Celebrating its 25th anniversary this year, Buddy is a joyous celebration of the everlasting music and influence of Buddy Holly. The show covers the all too short burst of musical energy and vision from of one of the great pioneers of Rock n Roll. Buddy Holly was unique for his period (late 1950s). In an era of manufactured music idols told exactly how to look and what to sing and record (sound familiar to some modern day stars?) Buddy Holly broke the mould. Buddy knew exactly how he wanted to look, what he wanted to play, wrote his own songs and was heavily involved in the studio production of his records.
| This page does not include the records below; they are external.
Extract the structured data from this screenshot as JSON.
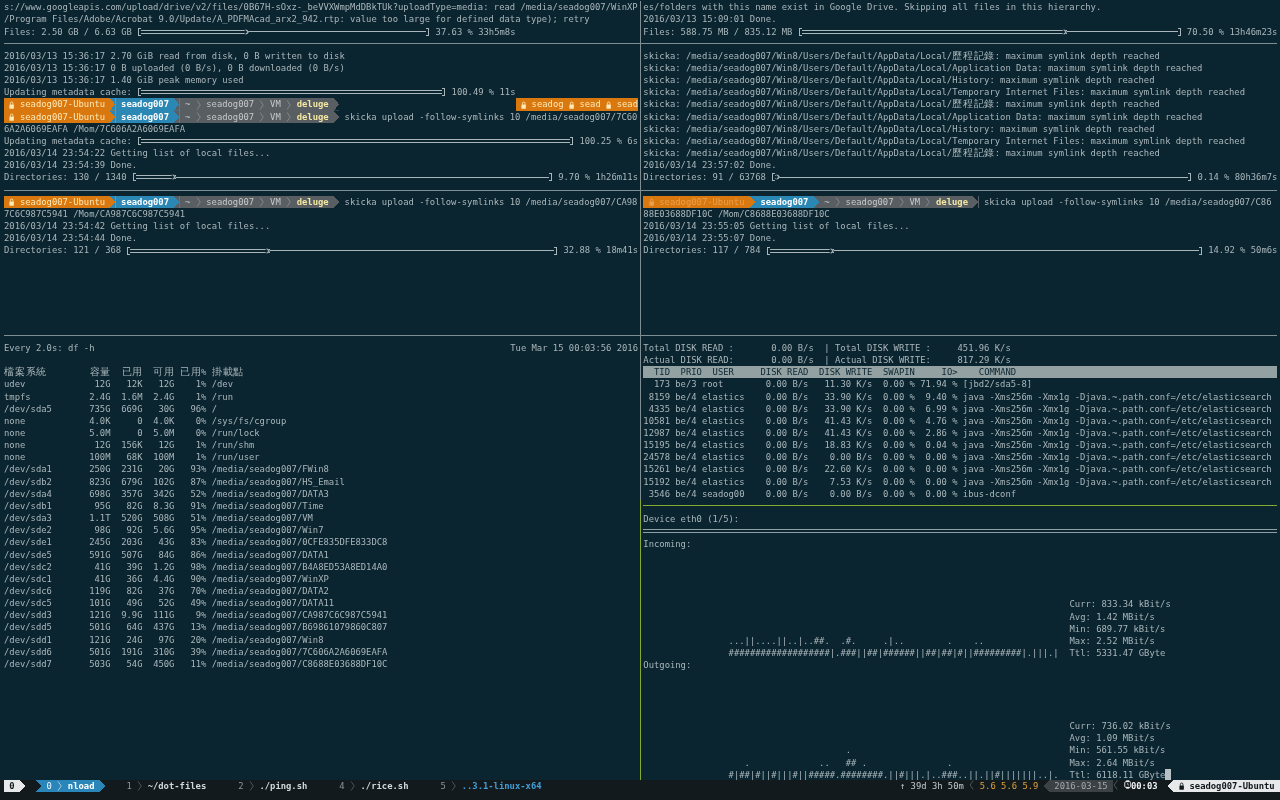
{
  "log_panes": [
    {
      "left": {
        "lines": [
          {
            "kind": "text",
            "text": "s://www.googleapis.com/upload/drive/v2/files/0B67H-sOxz-_beVVXWmpMdDBkTUk?uploadType=media: read /media/seadog007/WinXP"
          },
          {
            "kind": "text",
            "text": "/Program Files/Adobe/Acrobat 9.0/Update/A_PDFMAcad_arx2_942.rtp: value too large for defined data type); retry"
          },
          {
            "kind": "progress",
            "label": "Files: 2.50 GB / 6.63 GB",
            "level": 0.3763,
            "reading": "37.63 % 33h5m8s"
          }
        ]
      },
      "right": {
        "lines": [
          {
            "kind": "text",
            "text": "es/folders with this name exist in Google Drive. Skipping all files in this hierarchy."
          },
          {
            "kind": "text",
            "text": "2016/03/13 15:09:01 Done."
          },
          {
            "kind": "progress",
            "label": "Files: 588.75 MB / 835.12 MB",
            "level": 0.705,
            "reading": "70.50 % 13h46m23s"
          }
        ]
      }
    },
    {
      "left": {
        "lines": [
          {
            "kind": "text",
            "text": "2016/03/13 15:36:17 2.70 GiB read from disk, 0 B written to disk"
          },
          {
            "kind": "text",
            "text": "2016/03/13 15:36:17 0 B uploaded (0 B/s), 0 B downloaded (0 B/s)"
          },
          {
            "kind": "text",
            "text": "2016/03/13 15:36:17 1.40 GiB peak memory used"
          },
          {
            "kind": "progress",
            "label": "Updating metadata cache:",
            "level": 1,
            "reading": "100.49 % 11s"
          },
          {
            "kind": "prompt",
            "host": "seadog007-Ubuntu",
            "faded": false,
            "user": "seadog007",
            "path": [
              "~",
              "seadog007",
              "VM",
              "deluge"
            ],
            "right_prompt": [
              "seadog",
              "sead",
              "sead"
            ]
          },
          {
            "kind": "prompt",
            "host": "seadog007-Ubuntu",
            "faded": false,
            "user": "seadog007",
            "path": [
              "~",
              "seadog007",
              "VM",
              "deluge"
            ],
            "command": "skicka upload -follow-symlinks 10 /media/seadog007/7C60"
          },
          {
            "kind": "text",
            "text": "6A2A6069EAFA /Mom/7C606A2A6069EAFA"
          },
          {
            "kind": "progress",
            "label": "Updating metadata cache:",
            "level": 1,
            "reading": "100.25 % 6s"
          },
          {
            "kind": "text",
            "text": "2016/03/14 23:54:22 Getting list of local files..."
          },
          {
            "kind": "text",
            "text": "2016/03/14 23:54:39 Done."
          },
          {
            "kind": "progress",
            "label": "Directories: 130 / 1340",
            "level": 0.097,
            "reading": "9.70 % 1h26m11s"
          }
        ]
      },
      "right": {
        "lines": [
          {
            "kind": "text",
            "text": "skicka: /media/seadog007/Win8/Users/Default/AppData/Local/歷程記錄: maximum symlink depth reached"
          },
          {
            "kind": "text",
            "text": "skicka: /media/seadog007/Win8/Users/Default/AppData/Local/Application Data: maximum symlink depth reached"
          },
          {
            "kind": "text",
            "text": "skicka: /media/seadog007/Win8/Users/Default/AppData/Local/History: maximum symlink depth reached"
          },
          {
            "kind": "text",
            "text": "skicka: /media/seadog007/Win8/Users/Default/AppData/Local/Temporary Internet Files: maximum symlink depth reached"
          },
          {
            "kind": "text",
            "text": "skicka: /media/seadog007/Win8/Users/Default/AppData/Local/歷程記錄: maximum symlink depth reached"
          },
          {
            "kind": "text",
            "text": "skicka: /media/seadog007/Win8/Users/Default/AppData/Local/Application Data: maximum symlink depth reached"
          },
          {
            "kind": "text",
            "text": "skicka: /media/seadog007/Win8/Users/Default/AppData/Local/History: maximum symlink depth reached"
          },
          {
            "kind": "text",
            "text": "skicka: /media/seadog007/Win8/Users/Default/AppData/Local/Temporary Internet Files: maximum symlink depth reached"
          },
          {
            "kind": "text",
            "text": "skicka: /media/seadog007/Win8/Users/Default/AppData/Local/歷程記錄: maximum symlink depth reached"
          },
          {
            "kind": "text",
            "text": "2016/03/14 23:57:02 Done."
          },
          {
            "kind": "progress",
            "label": "Directories: 91 / 63768",
            "level": 0.0014,
            "reading": "0.14 % 80h36m7s"
          }
        ]
      }
    },
    {
      "left": {
        "lines": [
          {
            "kind": "prompt",
            "host": "seadog007-Ubuntu",
            "faded": false,
            "user": "seadog007",
            "path": [
              "~",
              "seadog007",
              "VM",
              "deluge"
            ],
            "command": "skicka upload -follow-symlinks 10 /media/seadog007/CA98"
          },
          {
            "kind": "text",
            "text": "7C6C987C5941 /Mom/CA987C6C987C5941"
          },
          {
            "kind": "text",
            "text": "2016/03/14 23:54:42 Getting list of local files..."
          },
          {
            "kind": "text",
            "text": "2016/03/14 23:54:44 Done."
          },
          {
            "kind": "progress",
            "label": "Directories: 121 / 368",
            "level": 0.3288,
            "reading": "32.88 % 18m41s"
          }
        ]
      },
      "right": {
        "lines": [
          {
            "kind": "prompt",
            "host": "seadog007-Ubuntu",
            "faded": true,
            "user": "seadog007",
            "path": [
              "~",
              "seadog007",
              "VM",
              "deluge"
            ],
            "command": "skicka upload -follow-symlinks 10 /media/seadog007/C86"
          },
          {
            "kind": "text",
            "text": "88E03688DF10C /Mom/C8688E03688DF10C"
          },
          {
            "kind": "text",
            "text": "2016/03/14 23:55:05 Getting list of local files..."
          },
          {
            "kind": "text",
            "text": "2016/03/14 23:55:07 Done."
          },
          {
            "kind": "progress",
            "label": "Directories: 117 / 784",
            "level": 0.1492,
            "reading": "14.92 % 50m6s"
          }
        ]
      }
    }
  ],
  "df": {
    "command": "Every 2.0s: df -h",
    "timestamp": "Tue Mar 15 00:03:56 2016",
    "columns": [
      "檔案系統",
      "容量",
      "已用",
      "可用",
      "已用%",
      "掛載點"
    ],
    "rows": [
      [
        "udev",
        "12G",
        "12K",
        "12G",
        "1%",
        "/dev"
      ],
      [
        "tmpfs",
        "2.4G",
        "1.6M",
        "2.4G",
        "1%",
        "/run"
      ],
      [
        "/dev/sda5",
        "735G",
        "669G",
        "30G",
        "96%",
        "/"
      ],
      [
        "none",
        "4.0K",
        "0",
        "4.0K",
        "0%",
        "/sys/fs/cgroup"
      ],
      [
        "none",
        "5.0M",
        "0",
        "5.0M",
        "0%",
        "/run/lock"
      ],
      [
        "none",
        "12G",
        "156K",
        "12G",
        "1%",
        "/run/shm"
      ],
      [
        "none",
        "100M",
        "68K",
        "100M",
        "1%",
        "/run/user"
      ],
      [
        "/dev/sda1",
        "250G",
        "231G",
        "20G",
        "93%",
        "/media/seadog007/FWin8"
      ],
      [
        "/dev/sdb2",
        "823G",
        "679G",
        "102G",
        "87%",
        "/media/seadog007/HS_Email"
      ],
      [
        "/dev/sda4",
        "698G",
        "357G",
        "342G",
        "52%",
        "/media/seadog007/DATA3"
      ],
      [
        "/dev/sdb1",
        "95G",
        "82G",
        "8.3G",
        "91%",
        "/media/seadog007/Time"
      ],
      [
        "/dev/sda3",
        "1.1T",
        "520G",
        "508G",
        "51%",
        "/media/seadog007/VM"
      ],
      [
        "/dev/sde2",
        "98G",
        "92G",
        "5.6G",
        "95%",
        "/media/seadog007/Win7"
      ],
      [
        "/dev/sde1",
        "245G",
        "203G",
        "43G",
        "83%",
        "/media/seadog007/0CFE835DFE833DC8"
      ],
      [
        "/dev/sde5",
        "591G",
        "507G",
        "84G",
        "86%",
        "/media/seadog007/DATA1"
      ],
      [
        "/dev/sdc2",
        "41G",
        "39G",
        "1.2G",
        "98%",
        "/media/seadog007/B4A8ED53A8ED14A0"
      ],
      [
        "/dev/sdc1",
        "41G",
        "36G",
        "4.4G",
        "90%",
        "/media/seadog007/WinXP"
      ],
      [
        "/dev/sdc6",
        "119G",
        "82G",
        "37G",
        "70%",
        "/media/seadog007/DATA2"
      ],
      [
        "/dev/sdc5",
        "101G",
        "49G",
        "52G",
        "49%",
        "/media/seadog007/DATA11"
      ],
      [
        "/dev/sdd3",
        "121G",
        "9.9G",
        "111G",
        "9%",
        "/media/seadog007/CA987C6C987C5941"
      ],
      [
        "/dev/sdd5",
        "501G",
        "64G",
        "437G",
        "13%",
        "/media/seadog007/B69861079860C807"
      ],
      [
        "/dev/sdd1",
        "121G",
        "24G",
        "97G",
        "20%",
        "/media/seadog007/Win8"
      ],
      [
        "/dev/sdd6",
        "501G",
        "191G",
        "310G",
        "39%",
        "/media/seadog007/7C606A2A6069EAFA"
      ],
      [
        "/dev/sdd7",
        "503G",
        "54G",
        "450G",
        "11%",
        "/media/seadog007/C8688E03688DF10C"
      ]
    ]
  },
  "iotop": {
    "summary": [
      "Total DISK READ :       0.00 B/s  | Total DISK WRITE :     451.96 K/s",
      "Actual DISK READ:       0.00 B/s  | Actual DISK WRITE:     817.29 K/s"
    ],
    "columns": [
      "TID",
      "PRIO",
      "USER",
      "DISK READ",
      "DISK WRITE",
      "SWAPIN",
      "IO>",
      "COMMAND"
    ],
    "rows": [
      [
        "173",
        "be/3",
        "root",
        "0.00 B/s",
        "11.30 K/s",
        "0.00 %",
        "71.94 %",
        "[jbd2/sda5-8]"
      ],
      [
        "8159",
        "be/4",
        "elastics",
        "0.00 B/s",
        "33.90 K/s",
        "0.00 %",
        "9.40 %",
        "java -Xms256m -Xmx1g -Djava.~.path.conf=/etc/elasticsearch"
      ],
      [
        "4335",
        "be/4",
        "elastics",
        "0.00 B/s",
        "33.90 K/s",
        "0.00 %",
        "6.99 %",
        "java -Xms256m -Xmx1g -Djava.~.path.conf=/etc/elasticsearch"
      ],
      [
        "10581",
        "be/4",
        "elastics",
        "0.00 B/s",
        "41.43 K/s",
        "0.00 %",
        "4.76 %",
        "java -Xms256m -Xmx1g -Djava.~.path.conf=/etc/elasticsearch"
      ],
      [
        "12987",
        "be/4",
        "elastics",
        "0.00 B/s",
        "41.43 K/s",
        "0.00 %",
        "2.86 %",
        "java -Xms256m -Xmx1g -Djava.~.path.conf=/etc/elasticsearch"
      ],
      [
        "15195",
        "be/4",
        "elastics",
        "0.00 B/s",
        "18.83 K/s",
        "0.00 %",
        "0.04 %",
        "java -Xms256m -Xmx1g -Djava.~.path.conf=/etc/elasticsearch"
      ],
      [
        "24578",
        "be/4",
        "elastics",
        "0.00 B/s",
        "0.00 B/s",
        "0.00 %",
        "0.00 %",
        "java -Xms256m -Xmx1g -Djava.~.path.conf=/etc/elasticsearch"
      ],
      [
        "15261",
        "be/4",
        "elastics",
        "0.00 B/s",
        "22.60 K/s",
        "0.00 %",
        "0.00 %",
        "java -Xms256m -Xmx1g -Djava.~.path.conf=/etc/elasticsearch"
      ],
      [
        "15192",
        "be/4",
        "elastics",
        "0.00 B/s",
        "7.53 K/s",
        "0.00 %",
        "0.00 %",
        "java -Xms256m -Xmx1g -Djava.~.path.conf=/etc/elasticsearch"
      ],
      [
        "3546",
        "be/4",
        "seadog00",
        "0.00 B/s",
        "0.00 B/s",
        "0.00 %",
        "0.00 %",
        "ibus-dconf"
      ]
    ]
  },
  "nload": {
    "device": "Device eth0 (1/5):",
    "sections": [
      {
        "label": "Incoming:",
        "graph_lines": [
          "...||....||..|..##.  .#.     .|..        .    ..",
          "###################|.###||##|######||##|##|#||#########|.|||.|"
        ],
        "stats": [
          "Curr: 833.34 kBit/s",
          "Avg: 1.42 MBit/s",
          "Min: 689.77 kBit/s",
          "Max: 2.52 MBit/s",
          "Ttl: 5331.47 GByte"
        ]
      },
      {
        "label": "Outgoing:",
        "graph_lines": [
          "                      .",
          "   .             ..   ## .               .",
          "#|##|#||#|||#||#####.########.||#|||.|..###..||.||#|||||||..|."
        ],
        "stats": [
          "Curr: 736.02 kBit/s",
          "Avg: 1.09 MBit/s",
          "Min: 561.55 kBit/s",
          "Max: 2.64 MBit/s",
          "Ttl: 6118.11 GByte"
        ]
      }
    ]
  },
  "status_bar": {
    "session": "0",
    "windows": [
      {
        "index": "0",
        "name": "nload",
        "selected": true,
        "activity": false
      },
      {
        "index": "1",
        "name": "~/dot-files",
        "selected": false,
        "activity": false
      },
      {
        "index": "2",
        "name": "./ping.sh",
        "selected": false,
        "activity": false
      },
      {
        "index": "4",
        "name": "./rice.sh",
        "selected": false,
        "activity": false
      },
      {
        "index": "5",
        "name": "..3.1-linux-x64",
        "selected": false,
        "activity": true
      }
    ],
    "uptime": "↑ 39d 3h 50m",
    "load": "5.6 5.6 5.9",
    "date": "2016-03-15",
    "time": "00:03",
    "host": "seadog007-Ubuntu"
  }
}
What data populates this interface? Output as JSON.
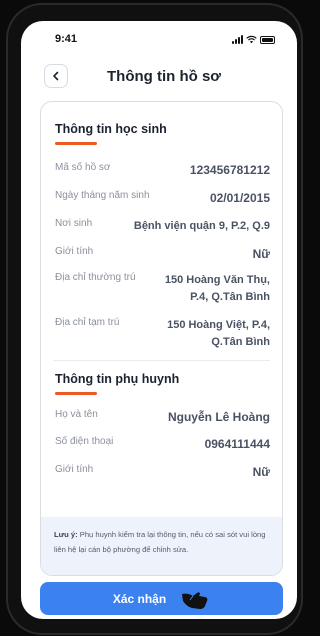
{
  "status_bar": {
    "time": "9:41"
  },
  "header": {
    "title": "Thông tin hồ sơ"
  },
  "student": {
    "title": "Thông tin học sinh",
    "rows": [
      {
        "label": "Mã số hồ sơ",
        "value": "123456781212"
      },
      {
        "label": "Ngày tháng năm sinh",
        "value": "02/01/2015"
      },
      {
        "label": "Nơi sinh",
        "value": "Bệnh viện quận 9, P.2, Q.9"
      },
      {
        "label": "Giới tính",
        "value": "Nữ"
      },
      {
        "label": "Địa chỉ thường trú",
        "value_line1": "150 Hoàng Văn Thụ,",
        "value_line2": "P.4, Q.Tân Bình"
      },
      {
        "label": "Địa chỉ tạm trú",
        "value_line1": "150 Hoàng Việt, P.4,",
        "value_line2": "Q.Tân Bình"
      }
    ]
  },
  "parent": {
    "title": "Thông tin phụ huynh",
    "rows": [
      {
        "label": "Họ và tên",
        "value": "Nguyễn Lê Hoàng"
      },
      {
        "label": "Số điện thoại",
        "value": "0964111444"
      },
      {
        "label": "Giới tính",
        "value": "Nữ"
      }
    ]
  },
  "note": {
    "prefix": "Lưu ý:",
    "text": " Phụ huynh kiểm tra lại thông tin, nếu có sai sót vui lòng liên hệ lại cán bộ phường để chỉnh sửa."
  },
  "confirm_button": {
    "label": "Xác nhận"
  },
  "colors": {
    "accent": "#3b82f0",
    "underline": "#ee5a24",
    "note_bg": "#eef3fb"
  }
}
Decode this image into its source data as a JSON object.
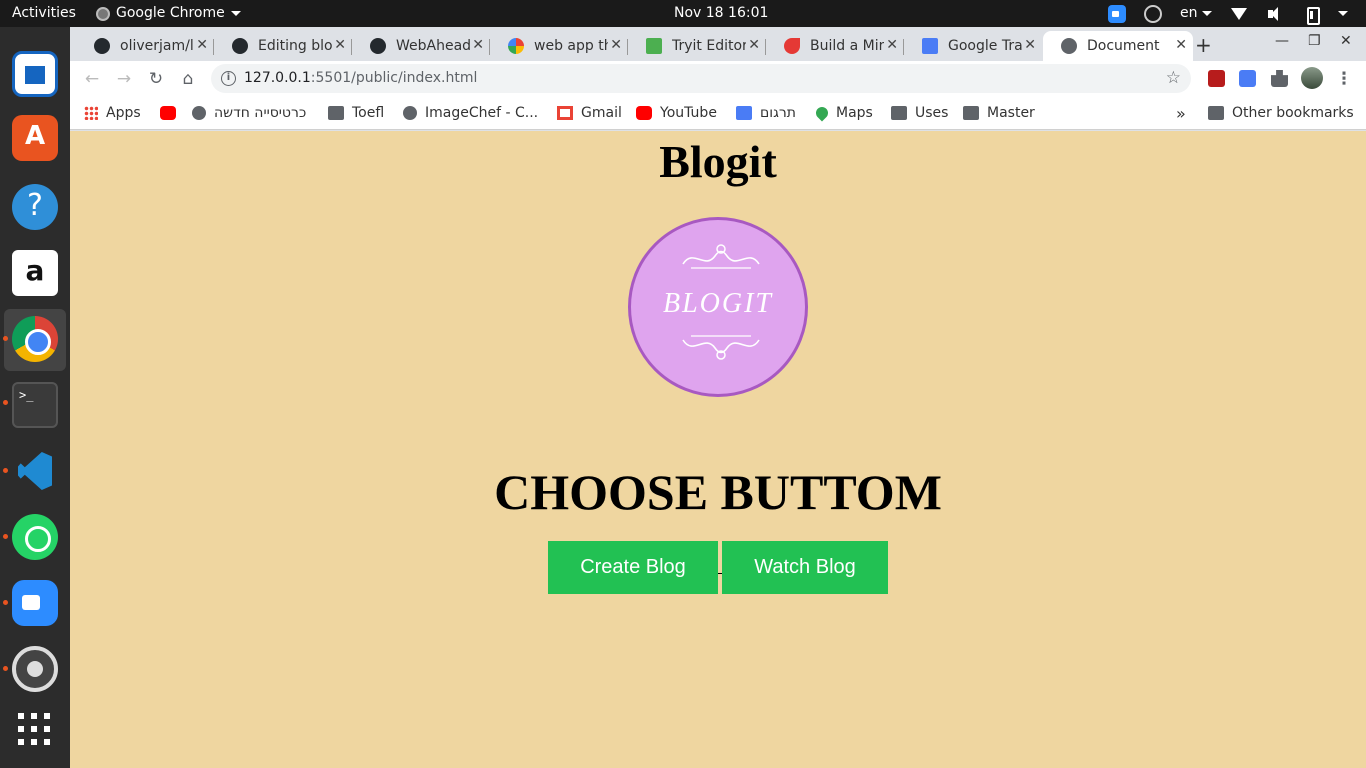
{
  "topbar": {
    "activities": "Activities",
    "app_name": "Google Chrome",
    "clock": "Nov 18  16:01",
    "language": "en"
  },
  "tabs": [
    {
      "title": "oliverjam/l",
      "favicon": "github-icon"
    },
    {
      "title": "Editing blo",
      "favicon": "github-icon"
    },
    {
      "title": "WebAhead",
      "favicon": "github-icon"
    },
    {
      "title": "web app th",
      "favicon": "google-icon"
    },
    {
      "title": "Tryit Editor",
      "favicon": "w3schools-icon"
    },
    {
      "title": "Build a Min",
      "favicon": "rocket-icon"
    },
    {
      "title": "Google Tra",
      "favicon": "google-translate-icon"
    },
    {
      "title": "Document",
      "favicon": "globe-icon"
    }
  ],
  "address": {
    "host": "127.0.0.1",
    "path": ":5501/public/index.html"
  },
  "bookmarks": {
    "items": [
      "Apps",
      "",
      "כרטיסייה חדשה",
      "Toefl",
      "ImageChef - C...",
      "Gmail",
      "YouTube",
      "תרגום",
      "Maps",
      "Uses",
      "Master"
    ],
    "overflow": "»",
    "other": "Other bookmarks"
  },
  "page": {
    "title": "Blogit",
    "logo_text": "BLOGIT",
    "heading": "CHOOSE BUTTOM",
    "create_button": "Create Blog",
    "watch_button": "Watch Blog"
  },
  "colors": {
    "page_background": "#efd6a0",
    "button_green": "#22c153",
    "logo_fill": "#dfa4ee",
    "logo_border": "#a859c1"
  }
}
Buddy Holly put down the musical and professional footprint that bands like The Beatles and The Rolling Stones would follow and expand on in later years. Growing up in Lubbock, Texas near the Mexican border, Buddy Holly was steeped in country music but decided that he wanted to play the new rock n roll sounds that he was hearing from other early pioneers such as Elvis Presley and Little Richard. Buddy Holly was one of the few early music pioneers who merged some of the raw white country and bluegrass sounds he was hearing with the black R & B sounds that were coming to a wider audience. Rock n Roll had a white and black musical heritage and this show reminds us of that.
This,however, is a musical show and not a documentary of the life and times of Buddy Holly, and from the writing point of a long time Buddy Holly fan I have to remember that this is a review of the show and not an article on Buddy Holly himself. The show runs through an all too short life, but concentrates on the music that will keep Buddy Holly alive for generations to come. Buddy is played by talented singer and musician Glen Joseph.
The wonderful scene where Buddy Holly and the Crickets riding high on their recent chart success are booked into The Harlem Apollo is a joy to watch. The band were booked assuming them to be a coloured R & B band. The triumph of the band at that show was a major crossover point for a then divided musical audience in the USA. This scene features a great performance of "Shout" by Lydia Fraser and Miguel Angel. The closing scenes of Buddy's performance in the Surf Ballroom, Clear Lake, Iowa were full of energy and had the audience clapping and singing along, but were tinged with a feeling of sadness, knowing that this turned out to be his final performance.
When Buddy Holly, Big Bopper, Richie Valens and pilot Roger Peterson crashed in their light aircraft in 1959, a large part of early Rock n Roll died too. One of the greatest losses has to be, given that Buddy Holly left us so much wonderful music in such a short period of time, how much more music was still inside him to come out and surprise the world with?
The show is a wonderful re-creation of the all too brief musical explosion of the first wave of rock n roll, featuring hits such as "Peggy Sue", "Oh Boy", "Everyday", and many more. If you get a chance to get a ticket, be sure to catch the show.
Review by Tom King